== TO DO ==
A single number is required: how many lines in the entries hold the word "emblem".

━━━ EXTRACTED MATERIAL ━━━

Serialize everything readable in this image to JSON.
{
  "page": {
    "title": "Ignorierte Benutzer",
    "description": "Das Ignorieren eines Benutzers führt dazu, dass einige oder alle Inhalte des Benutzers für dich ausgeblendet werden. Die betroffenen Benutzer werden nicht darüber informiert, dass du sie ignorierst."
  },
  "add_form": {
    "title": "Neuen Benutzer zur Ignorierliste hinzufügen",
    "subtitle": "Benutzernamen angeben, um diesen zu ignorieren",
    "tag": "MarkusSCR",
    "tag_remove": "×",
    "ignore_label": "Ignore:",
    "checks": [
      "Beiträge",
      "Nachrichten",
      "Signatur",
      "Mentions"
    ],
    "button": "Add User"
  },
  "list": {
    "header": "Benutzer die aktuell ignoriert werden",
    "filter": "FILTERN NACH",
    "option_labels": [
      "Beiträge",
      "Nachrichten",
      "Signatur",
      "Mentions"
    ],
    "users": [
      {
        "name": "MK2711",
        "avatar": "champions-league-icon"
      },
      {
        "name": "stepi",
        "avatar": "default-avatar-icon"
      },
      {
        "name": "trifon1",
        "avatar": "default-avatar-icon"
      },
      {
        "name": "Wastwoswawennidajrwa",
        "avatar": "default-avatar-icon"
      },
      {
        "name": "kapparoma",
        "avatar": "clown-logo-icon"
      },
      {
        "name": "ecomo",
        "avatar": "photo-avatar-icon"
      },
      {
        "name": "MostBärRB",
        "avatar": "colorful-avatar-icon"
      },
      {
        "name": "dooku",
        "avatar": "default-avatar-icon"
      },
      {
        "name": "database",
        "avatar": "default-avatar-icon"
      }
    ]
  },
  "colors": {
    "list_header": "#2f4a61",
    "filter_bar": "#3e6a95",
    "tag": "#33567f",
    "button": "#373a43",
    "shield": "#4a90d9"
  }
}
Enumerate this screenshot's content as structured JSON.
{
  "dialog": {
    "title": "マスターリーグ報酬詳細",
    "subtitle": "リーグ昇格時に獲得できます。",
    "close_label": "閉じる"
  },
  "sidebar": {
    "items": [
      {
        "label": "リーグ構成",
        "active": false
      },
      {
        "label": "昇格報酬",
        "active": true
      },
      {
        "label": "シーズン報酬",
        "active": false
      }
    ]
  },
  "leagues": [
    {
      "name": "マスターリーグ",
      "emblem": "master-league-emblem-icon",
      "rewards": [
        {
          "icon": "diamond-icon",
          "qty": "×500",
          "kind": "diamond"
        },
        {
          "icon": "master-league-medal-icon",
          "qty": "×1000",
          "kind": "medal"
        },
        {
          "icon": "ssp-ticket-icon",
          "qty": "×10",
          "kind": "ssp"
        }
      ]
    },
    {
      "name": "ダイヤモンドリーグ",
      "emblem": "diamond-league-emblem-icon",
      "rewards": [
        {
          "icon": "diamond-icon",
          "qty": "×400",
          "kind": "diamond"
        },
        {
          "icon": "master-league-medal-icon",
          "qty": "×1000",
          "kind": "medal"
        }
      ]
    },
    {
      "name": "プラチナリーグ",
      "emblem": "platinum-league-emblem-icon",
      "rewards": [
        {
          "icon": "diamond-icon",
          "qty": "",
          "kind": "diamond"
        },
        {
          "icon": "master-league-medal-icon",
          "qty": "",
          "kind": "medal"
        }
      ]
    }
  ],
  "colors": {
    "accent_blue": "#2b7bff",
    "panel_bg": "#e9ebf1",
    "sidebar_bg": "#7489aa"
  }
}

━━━

== RESULT ==
3